DATA PROVIDED below:
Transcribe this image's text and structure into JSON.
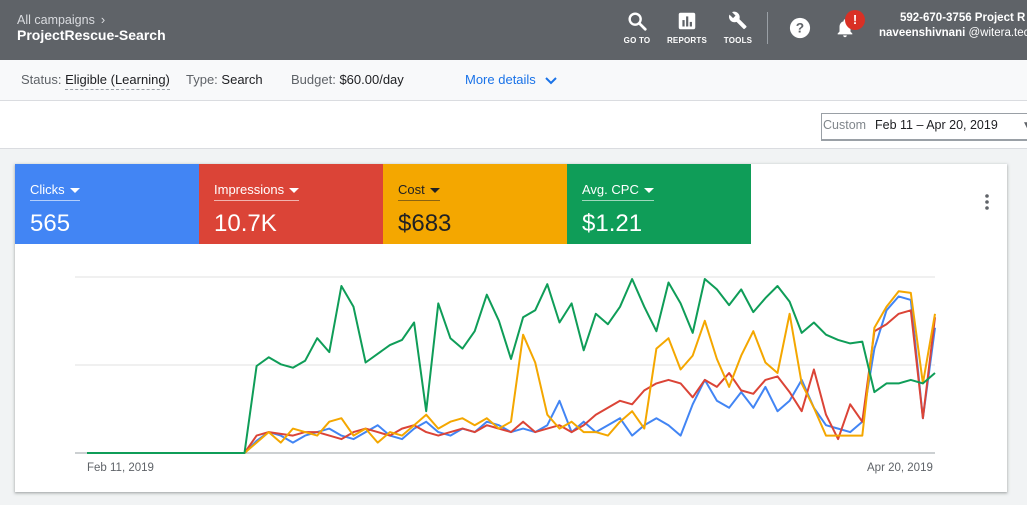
{
  "header": {
    "breadcrumb": "All campaigns",
    "campaign_name": "ProjectRescue-Search",
    "tools": [
      {
        "label": "GO TO",
        "icon": "search-icon"
      },
      {
        "label": "REPORTS",
        "icon": "reports-icon"
      },
      {
        "label": "TOOLS",
        "icon": "wrench-icon"
      }
    ],
    "notification_badge": "!",
    "account_id": "592-670-3756 Project R",
    "account_user": "naveenshivnani",
    "account_email": "@witera.tec"
  },
  "status_bar": {
    "status_label": "Status:",
    "status_value": "Eligible (Learning)",
    "type_label": "Type:",
    "type_value": "Search",
    "budget_label": "Budget:",
    "budget_value": "$60.00/day",
    "more_details": "More details"
  },
  "date_range": {
    "preset": "Custom",
    "range": "Feb 11 – Apr 20, 2019"
  },
  "metrics": [
    {
      "label": "Clicks",
      "value": "565",
      "color": "#4285f4"
    },
    {
      "label": "Impressions",
      "value": "10.7K",
      "color": "#db4437"
    },
    {
      "label": "Cost",
      "value": "$683",
      "color": "#f4a700"
    },
    {
      "label": "Avg. CPC",
      "value": "$1.21",
      "color": "#0f9d58"
    }
  ],
  "chart_data": {
    "type": "line",
    "x_start_label": "Feb 11, 2019",
    "x_end_label": "Apr 20, 2019",
    "grid": true,
    "y_scale": "independent per series, no axis labels shown",
    "series": [
      {
        "name": "Clicks",
        "color": "#4285f4",
        "values": [
          0,
          0,
          0,
          0,
          0,
          0,
          0,
          0,
          0,
          0,
          0,
          0,
          0,
          0,
          0.07,
          0.12,
          0.1,
          0.06,
          0.1,
          0.12,
          0.14,
          0.1,
          0.08,
          0.12,
          0.16,
          0.1,
          0.08,
          0.14,
          0.18,
          0.12,
          0.1,
          0.14,
          0.12,
          0.18,
          0.16,
          0.12,
          0.14,
          0.12,
          0.16,
          0.3,
          0.12,
          0.18,
          0.12,
          0.16,
          0.2,
          0.1,
          0.16,
          0.2,
          0.16,
          0.1,
          0.28,
          0.42,
          0.3,
          0.26,
          0.35,
          0.26,
          0.38,
          0.24,
          0.3,
          0.42,
          0.26,
          0.16,
          0.14,
          0.12,
          0.18,
          0.6,
          0.82,
          0.9,
          0.88,
          0.2,
          0.72
        ]
      },
      {
        "name": "Impressions",
        "color": "#db4437",
        "values": [
          0,
          0,
          0,
          0,
          0,
          0,
          0,
          0,
          0,
          0,
          0,
          0,
          0,
          0,
          0.1,
          0.12,
          0.11,
          0.1,
          0.12,
          0.12,
          0.1,
          0.08,
          0.12,
          0.14,
          0.12,
          0.1,
          0.14,
          0.16,
          0.12,
          0.1,
          0.12,
          0.14,
          0.12,
          0.16,
          0.14,
          0.12,
          0.18,
          0.12,
          0.14,
          0.16,
          0.12,
          0.16,
          0.22,
          0.26,
          0.3,
          0.28,
          0.36,
          0.4,
          0.42,
          0.4,
          0.32,
          0.42,
          0.38,
          0.46,
          0.36,
          0.34,
          0.42,
          0.44,
          0.35,
          0.24,
          0.48,
          0.22,
          0.08,
          0.28,
          0.18,
          0.7,
          0.74,
          0.8,
          0.82,
          0.2,
          0.78
        ]
      },
      {
        "name": "Cost",
        "color": "#f4a700",
        "values": [
          0,
          0,
          0,
          0,
          0,
          0,
          0,
          0,
          0,
          0,
          0,
          0,
          0,
          0,
          0.06,
          0.12,
          0.06,
          0.14,
          0.12,
          0.1,
          0.18,
          0.2,
          0.1,
          0.14,
          0.06,
          0.12,
          0.1,
          0.16,
          0.22,
          0.14,
          0.18,
          0.2,
          0.16,
          0.2,
          0.14,
          0.18,
          0.68,
          0.52,
          0.22,
          0.14,
          0.18,
          0.12,
          0.12,
          0.1,
          0.18,
          0.24,
          0.14,
          0.6,
          0.66,
          0.48,
          0.56,
          0.76,
          0.54,
          0.38,
          0.56,
          0.7,
          0.52,
          0.46,
          0.8,
          0.4,
          0.26,
          0.1,
          0.1,
          0.1,
          0.1,
          0.72,
          0.84,
          0.93,
          0.92,
          0.4,
          0.8
        ]
      },
      {
        "name": "Avg. CPC",
        "color": "#0f9d58",
        "values": [
          0,
          0,
          0,
          0,
          0,
          0,
          0,
          0,
          0,
          0,
          0,
          0,
          0,
          0,
          0.5,
          0.55,
          0.51,
          0.49,
          0.53,
          0.66,
          0.58,
          0.96,
          0.84,
          0.52,
          0.57,
          0.62,
          0.65,
          0.75,
          0.24,
          0.86,
          0.66,
          0.6,
          0.7,
          0.91,
          0.76,
          0.54,
          0.78,
          0.82,
          0.97,
          0.75,
          0.86,
          0.59,
          0.8,
          0.74,
          0.84,
          1.0,
          0.84,
          0.7,
          0.98,
          0.86,
          0.69,
          1.0,
          0.94,
          0.85,
          0.94,
          0.81,
          0.89,
          0.96,
          0.87,
          0.69,
          0.75,
          0.68,
          0.65,
          0.63,
          0.64,
          0.35,
          0.4,
          0.4,
          0.42,
          0.4,
          0.46
        ]
      }
    ]
  }
}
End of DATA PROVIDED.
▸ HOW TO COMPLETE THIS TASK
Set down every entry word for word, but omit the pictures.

▸ SOLUTION TO THIS TASK
Transcribe this image's text and structure into JSON.
{
  "header": {
    "breadcrumb": "All campaigns",
    "campaign_name": "ProjectRescue-Search",
    "tools": [
      {
        "label": "GO TO",
        "icon": "search-icon"
      },
      {
        "label": "REPORTS",
        "icon": "reports-icon"
      },
      {
        "label": "TOOLS",
        "icon": "wrench-icon"
      }
    ],
    "notification_badge": "!",
    "account_id": "592-670-3756 Project R",
    "account_user": "naveenshivnani",
    "account_email": "@witera.tec"
  },
  "status_bar": {
    "status_label": "Status:",
    "status_value": "Eligible (Learning)",
    "type_label": "Type:",
    "type_value": "Search",
    "budget_label": "Budget:",
    "budget_value": "$60.00/day",
    "more_details": "More details"
  },
  "date_range": {
    "preset": "Custom",
    "range": "Feb 11 – Apr 20, 2019"
  },
  "metrics": [
    {
      "label": "Clicks",
      "value": "565",
      "color": "#4285f4"
    },
    {
      "label": "Impressions",
      "value": "10.7K",
      "color": "#db4437"
    },
    {
      "label": "Cost",
      "value": "$683",
      "color": "#f4a700"
    },
    {
      "label": "Avg. CPC",
      "value": "$1.21",
      "color": "#0f9d58"
    }
  ],
  "chart_data": {
    "type": "line",
    "x_start_label": "Feb 11, 2019",
    "x_end_label": "Apr 20, 2019",
    "grid": true,
    "y_scale": "independent per series, no axis labels shown",
    "series": [
      {
        "name": "Clicks",
        "color": "#4285f4",
        "values": [
          0,
          0,
          0,
          0,
          0,
          0,
          0,
          0,
          0,
          0,
          0,
          0,
          0,
          0,
          0.07,
          0.12,
          0.1,
          0.06,
          0.1,
          0.12,
          0.14,
          0.1,
          0.08,
          0.12,
          0.16,
          0.1,
          0.08,
          0.14,
          0.18,
          0.12,
          0.1,
          0.14,
          0.12,
          0.18,
          0.16,
          0.12,
          0.14,
          0.12,
          0.16,
          0.3,
          0.12,
          0.18,
          0.12,
          0.16,
          0.2,
          0.1,
          0.16,
          0.2,
          0.16,
          0.1,
          0.28,
          0.42,
          0.3,
          0.26,
          0.35,
          0.26,
          0.38,
          0.24,
          0.3,
          0.42,
          0.26,
          0.16,
          0.14,
          0.12,
          0.18,
          0.6,
          0.82,
          0.9,
          0.88,
          0.2,
          0.72
        ]
      },
      {
        "name": "Impressions",
        "color": "#db4437",
        "values": [
          0,
          0,
          0,
          0,
          0,
          0,
          0,
          0,
          0,
          0,
          0,
          0,
          0,
          0,
          0.1,
          0.12,
          0.11,
          0.1,
          0.12,
          0.12,
          0.1,
          0.08,
          0.12,
          0.14,
          0.12,
          0.1,
          0.14,
          0.16,
          0.12,
          0.1,
          0.12,
          0.14,
          0.12,
          0.16,
          0.14,
          0.12,
          0.18,
          0.12,
          0.14,
          0.16,
          0.12,
          0.16,
          0.22,
          0.26,
          0.3,
          0.28,
          0.36,
          0.4,
          0.42,
          0.4,
          0.32,
          0.42,
          0.38,
          0.46,
          0.36,
          0.34,
          0.42,
          0.44,
          0.35,
          0.24,
          0.48,
          0.22,
          0.08,
          0.28,
          0.18,
          0.7,
          0.74,
          0.8,
          0.82,
          0.2,
          0.78
        ]
      },
      {
        "name": "Cost",
        "color": "#f4a700",
        "values": [
          0,
          0,
          0,
          0,
          0,
          0,
          0,
          0,
          0,
          0,
          0,
          0,
          0,
          0,
          0.06,
          0.12,
          0.06,
          0.14,
          0.12,
          0.1,
          0.18,
          0.2,
          0.1,
          0.14,
          0.06,
          0.12,
          0.1,
          0.16,
          0.22,
          0.14,
          0.18,
          0.2,
          0.16,
          0.2,
          0.14,
          0.18,
          0.68,
          0.52,
          0.22,
          0.14,
          0.18,
          0.12,
          0.12,
          0.1,
          0.18,
          0.24,
          0.14,
          0.6,
          0.66,
          0.48,
          0.56,
          0.76,
          0.54,
          0.38,
          0.56,
          0.7,
          0.52,
          0.46,
          0.8,
          0.4,
          0.26,
          0.1,
          0.1,
          0.1,
          0.1,
          0.72,
          0.84,
          0.93,
          0.92,
          0.4,
          0.8
        ]
      },
      {
        "name": "Avg. CPC",
        "color": "#0f9d58",
        "values": [
          0,
          0,
          0,
          0,
          0,
          0,
          0,
          0,
          0,
          0,
          0,
          0,
          0,
          0,
          0.5,
          0.55,
          0.51,
          0.49,
          0.53,
          0.66,
          0.58,
          0.96,
          0.84,
          0.52,
          0.57,
          0.62,
          0.65,
          0.75,
          0.24,
          0.86,
          0.66,
          0.6,
          0.7,
          0.91,
          0.76,
          0.54,
          0.78,
          0.82,
          0.97,
          0.75,
          0.86,
          0.59,
          0.8,
          0.74,
          0.84,
          1.0,
          0.84,
          0.7,
          0.98,
          0.86,
          0.69,
          1.0,
          0.94,
          0.85,
          0.94,
          0.81,
          0.89,
          0.96,
          0.87,
          0.69,
          0.75,
          0.68,
          0.65,
          0.63,
          0.64,
          0.35,
          0.4,
          0.4,
          0.42,
          0.4,
          0.46
        ]
      }
    ]
  }
}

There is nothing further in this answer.